Strong jump this month in ISM - The ISM headline rise is so strong this month that it is in the top 5% of all mo/mo jumps among all readings since 1951 (about 700 observations). The jobs jump month-to month is in the top 5.3% of all monthly jumps over the same period. This is obviously a big deal. The improvement in the month is big by historic standards. But that is not the end of understanding this report.

The venerated ISM - The ISM is a venerated manufacturing (MFG) survey most of whose readings date back to 1951. Its export and import gauges are newer and so are order backlogs. The ISM expresses readings on the MFG sector overall and in terms of some specific components by looking at monthly gains. Data are presented as a 'diffusion index' which tells us how widespread the changes are for better or worse compared to the month before. Survey responses are limited to 'no change,' 'up' or 'down'. We aggregate them across respondents and express each category as a 'diffusion index' which consists of all the 'up' responses plus half of the 'unchanged' responses with the sum taken as a percentage of the total. In this framework the value of '50' represents neutrality. This a simple scalar diffsion index for each category condenses the information in the three responses into a single gauge. The higher the reading, the more widespread are increases; the lower the reading, the more widespread are declines. Fifty is the line of demarkation between absolute net declines and absolute net increases. People talk of this breadth as though it is strength, largely because there is a statitistical association between strenght and breadth. But the survey is really one of the breadth of the month's trend, not of the strength of the underlying components.

Why diffusion gauges are imperfect - The main way folks look at the ISM readings, is to observe the diffusion values. But there is more to understanding the ISM than that. The various ISM categories are all sampled the same way; component indices are constructed the same way, but they all respond differently and with different degrees of variability over the business cycle. That fact makes direct comparison across categories a bit confusing. Each componet diffsuion index has a different habitat over which it ranges. While each component can theoretically range from zero to one hundred, none have taken on both (or even either) of the extreme values in the past 50-plus year period of monthly observations. Some hold to much narrower ranges while others use much of their theoretical range. Inventories, the PMI index itself and order backlogs vary over just little more than a 40 point range within their 100 points of possibility. Production varies over a near-60 point range while new orders span a 50 point range. Supplier deliveries and prices range over a span of 80 points each.
Putting ISM readings on a more equal footing - So to put these in context we like to look at ISM components (1) as a percent of their means or (2) to see where the current value stands as a percentage of the range overwhich the component has varied or (3) to rank the components within their own ranges. Until some sort of adjustment like that is made we can't really compare readings across categories. For example the highest lifetime average reading among ISM components is 62.8 for prices and the lowest average is 49.2 for employment. These differences remind us that prices almost always rise - even if by small amounts. So, of course, the price gauge will tend to be high. In MFG, in contrast, due to rising productivity and competiveness constraints, jobs in MFG have actually been falling over the years - in absolute as well as in relative terms. This is clear as the diffusion index averages less than 50. Clearly a reading of 55 for employment would mean something very different than a reading of 55 for prices. For prices it would represent a low reading, below its mean - a good inflation result even though prices are still indicated to be rising at a reading of 55. But for employment it would be a relatively high reading (Indeed the employment reading was last as high or higher than 55 in November of 2005, nearly four years ago). Prices which are at a reading of 55 in July have risen from abnormal lows in the recession and were last this strong or stronger in August of 2008.
This month's readings - The levels of the variables this month range from new orders and order backlogs in the low 60th percentile of their respective ranges to the 21st percentile for inventories and the 42nd percentile for employment. Most reading are around the 45th percentile of their respective ranges. That is below the midpoint but not by much. Indeed, the low standing of inventories points to how lean they are and that is a lurking positive, since when demand picks up lean inventories will be rebuilt and will stimulate output.

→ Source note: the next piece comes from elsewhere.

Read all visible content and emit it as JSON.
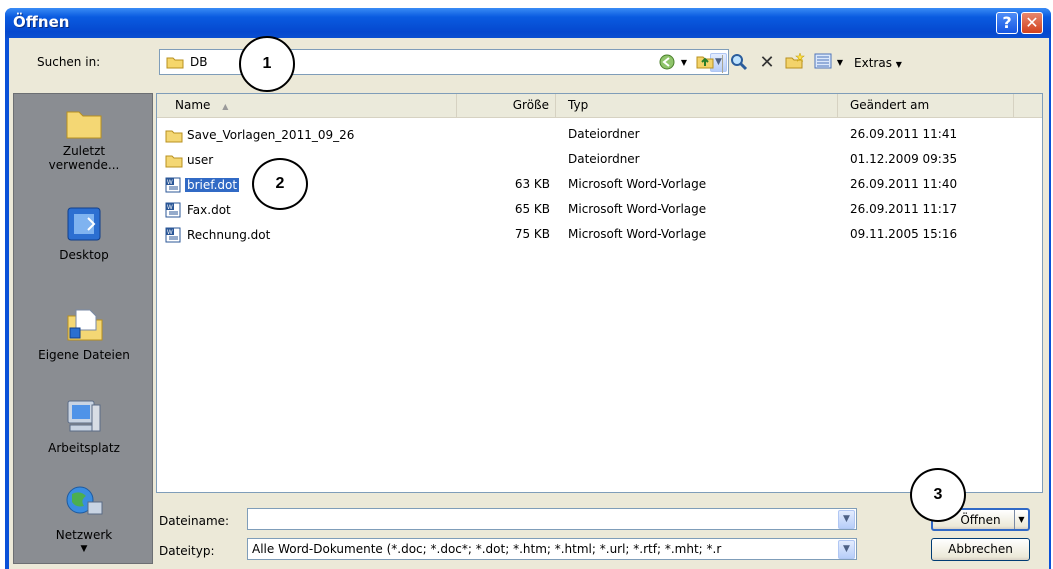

Understanding the differences - Three components are above their mean values: new orders, order back logs and production. That means they are in really quite ordinary shape, and do not lie at recession levels or even at levels seen in a slump. At 71% inventories are the lowest relative to their mean; at 87%, prices are the next lowest; at 92% of mean we find employment and then the PMI index itself.

Sorting out the meaning - The more we look at the data across the components the more it is clear that the weakness is now much less pronounced than it once was, while the upward momentum is strong. Many readings are still below par. But they do not lie below normalcy by much and some of the more important leading components are among the strongest readings, like orders and production. The change in the ISM tells us about momentum.

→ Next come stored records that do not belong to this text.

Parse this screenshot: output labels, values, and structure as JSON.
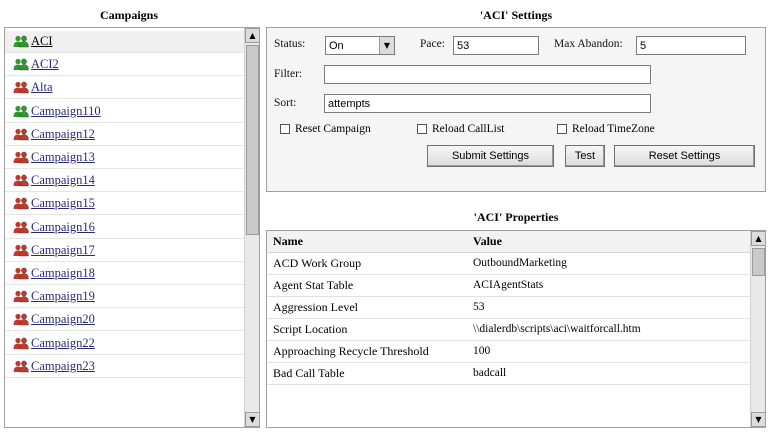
{
  "campaigns_panel": {
    "title": "Campaigns",
    "items": [
      {
        "label": "ACI",
        "status": "active",
        "selected": true
      },
      {
        "label": "ACI2",
        "status": "active",
        "selected": false
      },
      {
        "label": "Alta",
        "status": "inactive",
        "selected": false
      },
      {
        "label": "Campaign110",
        "status": "active",
        "selected": false
      },
      {
        "label": "Campaign12",
        "status": "inactive",
        "selected": false
      },
      {
        "label": "Campaign13",
        "status": "inactive",
        "selected": false
      },
      {
        "label": "Campaign14",
        "status": "inactive",
        "selected": false
      },
      {
        "label": "Campaign15",
        "status": "inactive",
        "selected": false
      },
      {
        "label": "Campaign16",
        "status": "inactive",
        "selected": false
      },
      {
        "label": "Campaign17",
        "status": "inactive",
        "selected": false
      },
      {
        "label": "Campaign18",
        "status": "inactive",
        "selected": false
      },
      {
        "label": "Campaign19",
        "status": "inactive",
        "selected": false
      },
      {
        "label": "Campaign20",
        "status": "inactive",
        "selected": false
      },
      {
        "label": "Campaign22",
        "status": "inactive",
        "selected": false
      },
      {
        "label": "Campaign23",
        "status": "inactive",
        "selected": false
      }
    ]
  },
  "settings": {
    "title": "'ACI' Settings",
    "status_label": "Status:",
    "status_value": "On",
    "pace_label": "Pace:",
    "pace_value": "53",
    "max_abandon_label": "Max Abandon:",
    "max_abandon_value": "5",
    "filter_label": "Filter:",
    "filter_value": "",
    "sort_label": "Sort:",
    "sort_value": "attempts",
    "reset_campaign_label": "Reset Campaign",
    "reload_calllist_label": "Reload CallList",
    "reload_timezone_label": "Reload TimeZone",
    "submit_label": "Submit Settings",
    "test_label": "Test",
    "reset_label": "Reset Settings"
  },
  "properties": {
    "title": "'ACI' Properties",
    "headers": {
      "name": "Name",
      "value": "Value"
    },
    "rows": [
      {
        "name": "ACD Work Group",
        "value": "OutboundMarketing"
      },
      {
        "name": "Agent Stat Table",
        "value": "ACIAgentStats"
      },
      {
        "name": "Aggression Level",
        "value": "53"
      },
      {
        "name": "Script Location",
        "value": "\\\\dialerdb\\scripts\\aci\\waitforcall.htm"
      },
      {
        "name": "Approaching Recycle Threshold",
        "value": "100"
      },
      {
        "name": "Bad Call Table",
        "value": "badcall"
      }
    ]
  },
  "icons": {
    "active_color": "#2e9a2e",
    "inactive_color": "#c0392b",
    "arrow_up": "▲",
    "arrow_down": "▼"
  }
}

The ISM: It's a 'good news' report that is being regarded as demonstrating that the economy is either in recovery or close to it.